Full article in PDF format
When Mauritania Airlines International was established in December 2010, it marked the third attempt at a flag-carrier in a decade by the Islamic Republic.
Just three years previously, Mauritania Airways, a joint venture with Tunisair, had been set up with the same aim of providing connectivity for the little-known West African nation. Its rapid fall from grace followed the slow demise of Air Mauritanie, the country’s historic flag-carrier, which cooperated with pan-regional carrier Air Afrique for most of its four decades in the skies.
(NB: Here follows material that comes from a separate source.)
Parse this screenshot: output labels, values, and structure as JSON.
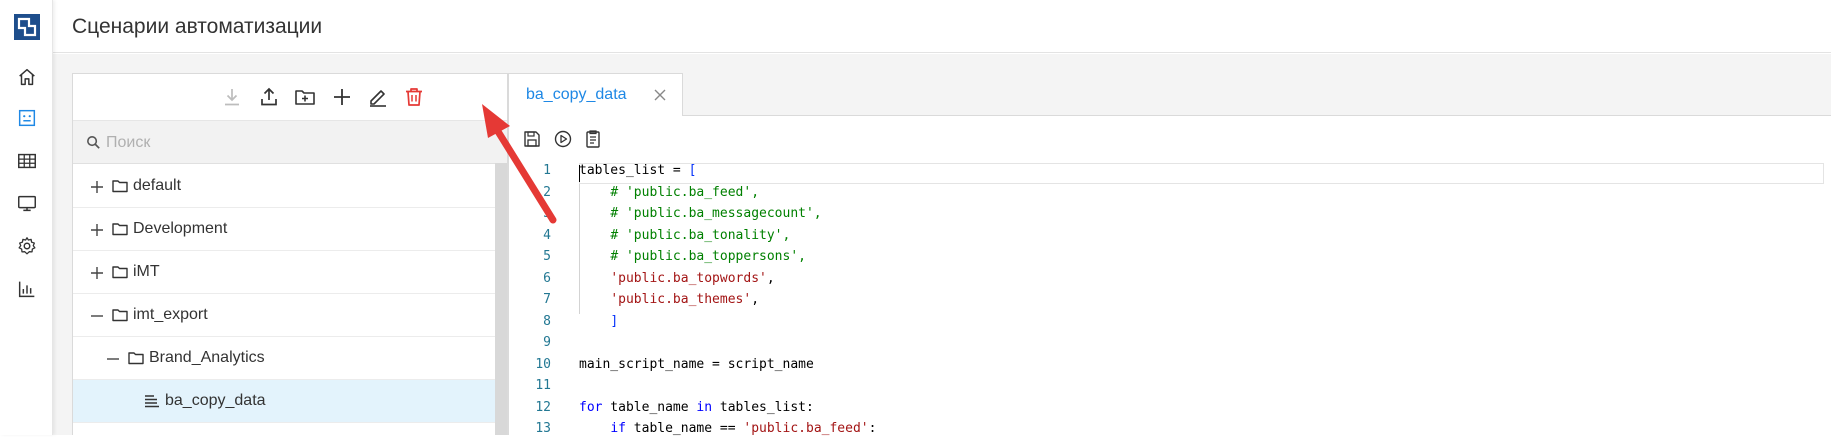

That financial headwinds grounded both predecessors is hardly surprising when one considers Mauritania’s vital statistics. With an agriculture-focused economy and a small, conservative population that typically eschews overseas travel, the country suffers from weak demand on both the inbound and outbound sectors...